(DATA EXCERPTS begins)
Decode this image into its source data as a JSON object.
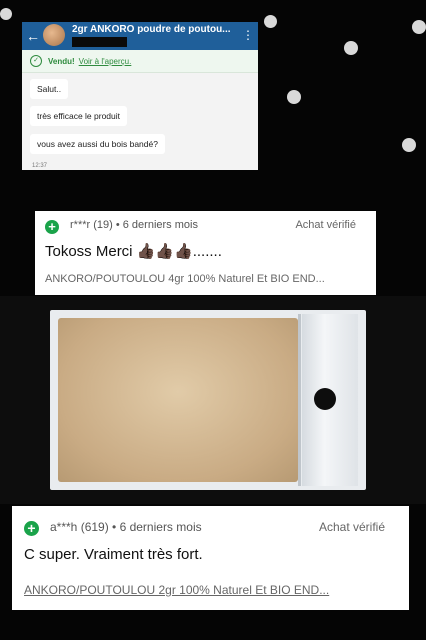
{
  "chat": {
    "title": "2gr ANKORO  poudre de poutou...",
    "sold_label": "Vendu!",
    "sold_link": "Voir à l'aperçu.",
    "messages": [
      "Salut..",
      "très efficace le produit",
      "vous avez aussi  du bois bandé?"
    ],
    "time": "12:37"
  },
  "reviews": [
    {
      "user": "r***r (19) • 6 derniers mois",
      "verified": "Achat vérifié",
      "text": "Tokoss Merci 👍🏿👍🏿👍🏿.......",
      "product": "ANKORO/POUTOULOU 4gr 100% Naturel Et BIO END..."
    },
    {
      "user": "a***h (619) • 6 derniers mois",
      "verified": "Achat vérifié",
      "text": "C super. Vraiment très fort.",
      "product": "ANKORO/POUTOULOU 2gr 100% Naturel Et BIO END..."
    }
  ],
  "icons": {
    "back": "back-arrow-icon",
    "menu": "kebab-menu-icon",
    "sold": "check-circle-icon",
    "positive": "plus-circle-icon"
  },
  "colors": {
    "header": "#1f5f9a",
    "positive": "#1aa34a",
    "background": "#050505"
  }
}
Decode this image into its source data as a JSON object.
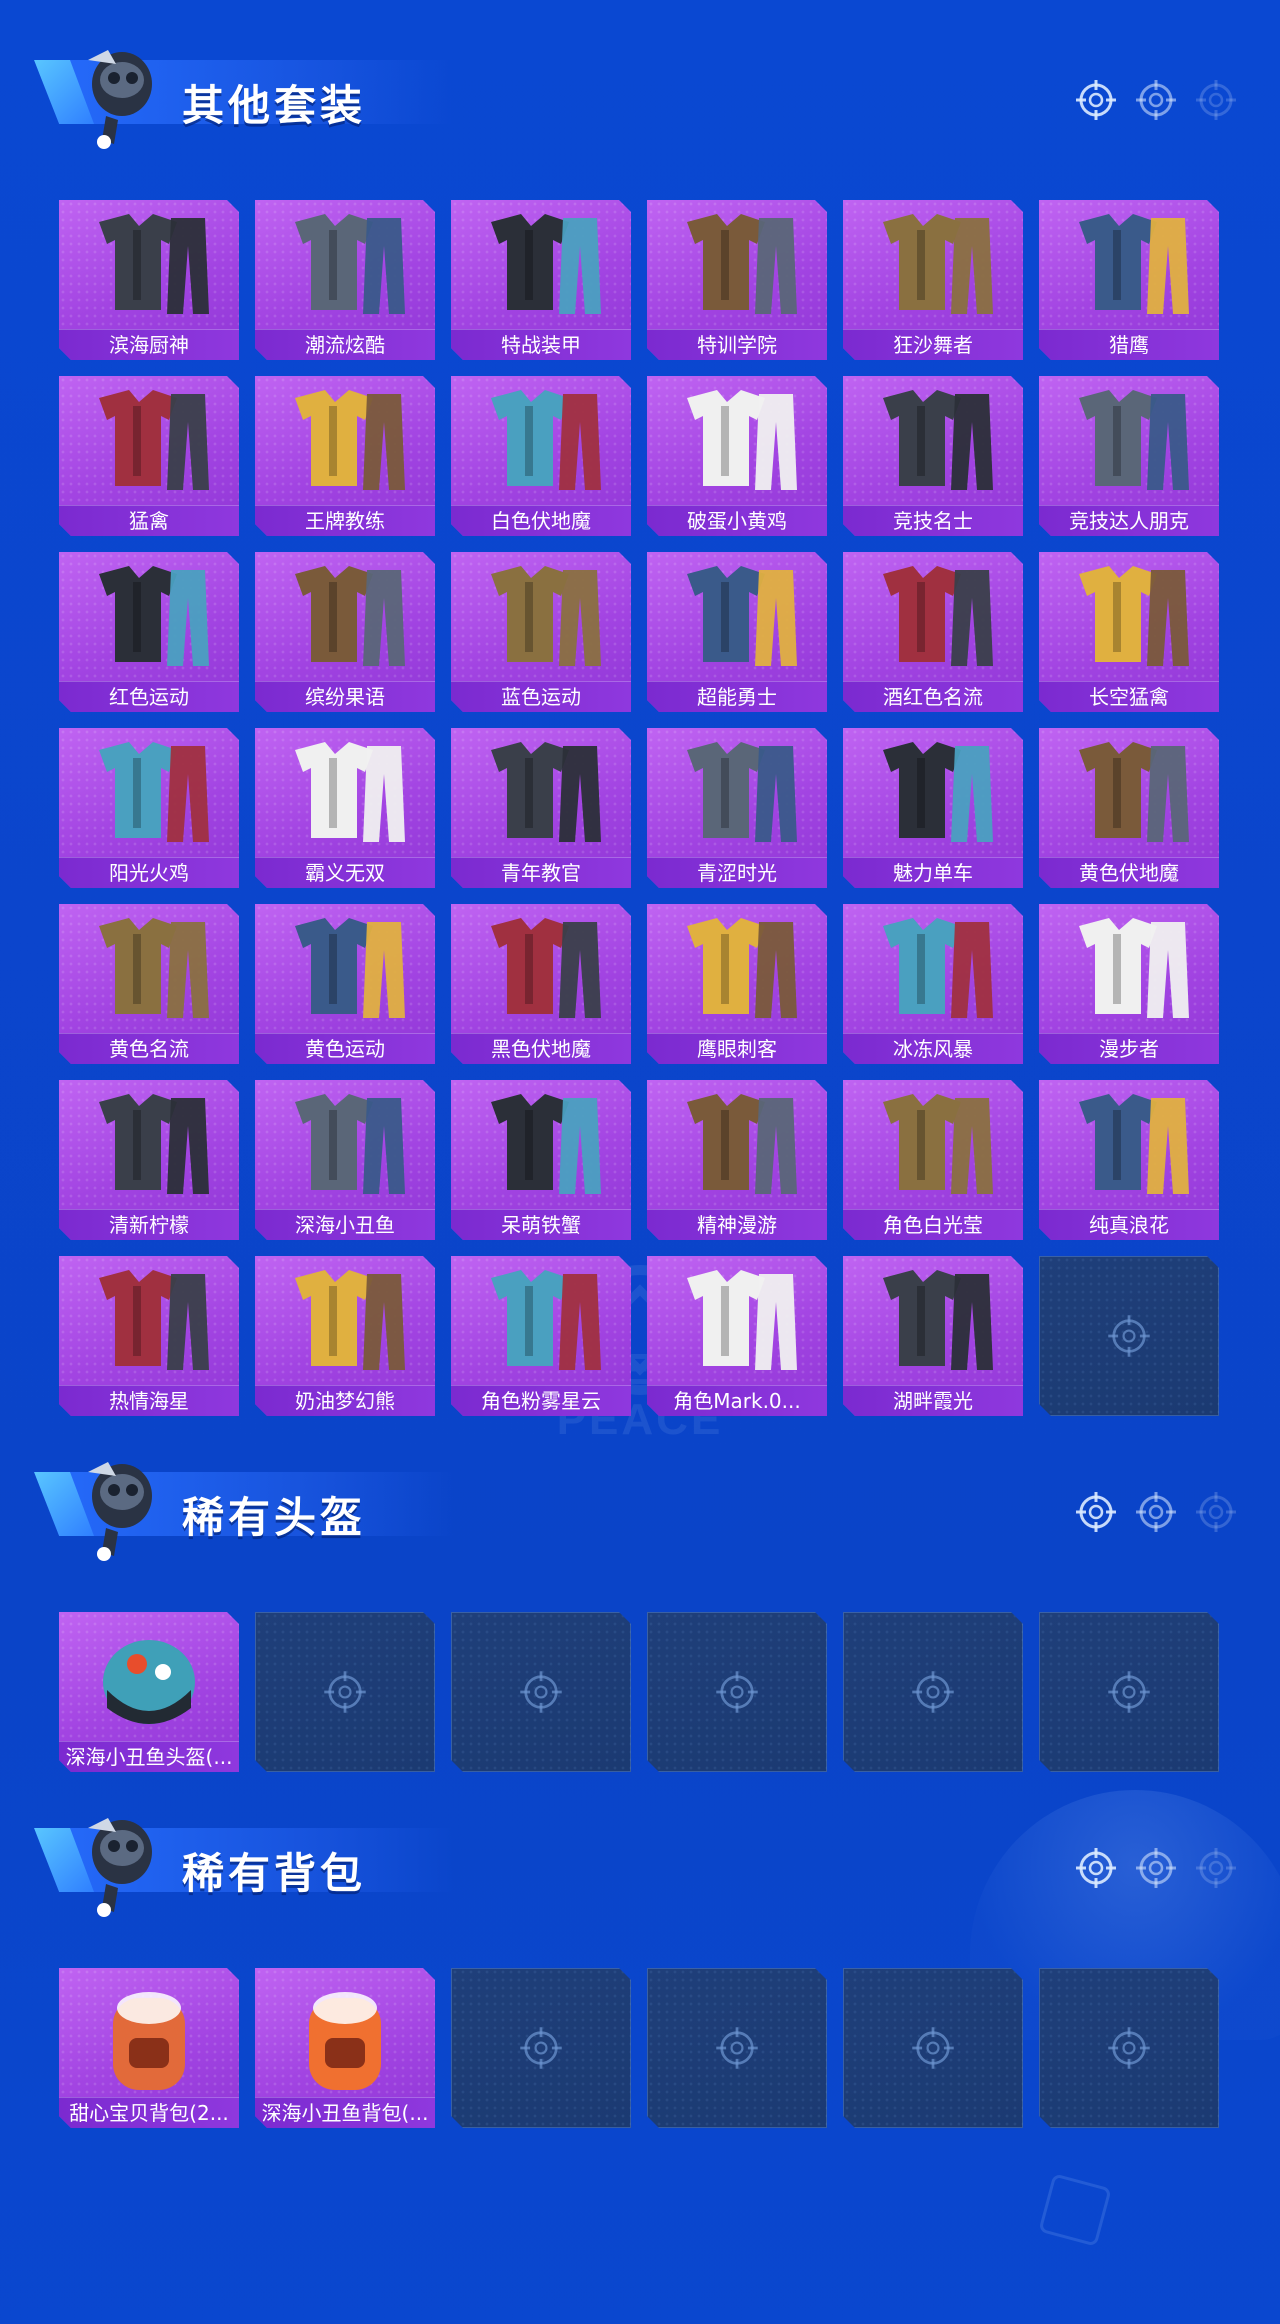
{
  "sections": [
    {
      "title": "其他套装",
      "items": [
        "滨海厨神",
        "潮流炫酷",
        "特战装甲",
        "特训学院",
        "狂沙舞者",
        "猎鹰",
        "猛禽",
        "王牌教练",
        "白色伏地魔",
        "破蛋小黄鸡",
        "竞技名士",
        "竞技达人朋克",
        "红色运动",
        "缤纷果语",
        "蓝色运动",
        "超能勇士",
        "酒红色名流",
        "长空猛禽",
        "阳光火鸡",
        "霸义无双",
        "青年教官",
        "青涩时光",
        "魅力单车",
        "黄色伏地魔",
        "黄色名流",
        "黄色运动",
        "黑色伏地魔",
        "鹰眼刺客",
        "冰冻风暴",
        "漫步者",
        "清新柠檬",
        "深海小丑鱼",
        "呆萌铁蟹",
        "精神漫游",
        "角色白光莹",
        "纯真浪花",
        "热情海星",
        "奶油梦幻熊",
        "角色粉雾星云",
        "角色Mark.0...",
        "湖畔霞光"
      ],
      "empty_slots": 1
    },
    {
      "title": "稀有头盔",
      "items": [
        "深海小丑鱼头盔(..."
      ],
      "empty_slots": 5
    },
    {
      "title": "稀有背包",
      "items": [
        "甜心宝贝背包(2...",
        "深海小丑鱼背包(..."
      ],
      "empty_slots": 4
    }
  ],
  "watermark": "GAME FOR PEACE",
  "colors": {
    "background": "#0a48d2",
    "card_purple": "#a244e2",
    "label_purple": "#7b2ad0",
    "empty_slot": "#1f3f7a"
  }
}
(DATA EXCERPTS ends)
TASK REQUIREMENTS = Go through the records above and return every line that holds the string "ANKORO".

OUTPUT OF THE EXERCISE =
    "title": "2gr ANKORO  poudre de poutou...",
      "product": "ANKORO/POUTOULOU 4gr 100% Naturel Et BIO END..."
      "product": "ANKORO/POUTOULOU 2gr 100% Naturel Et BIO END..."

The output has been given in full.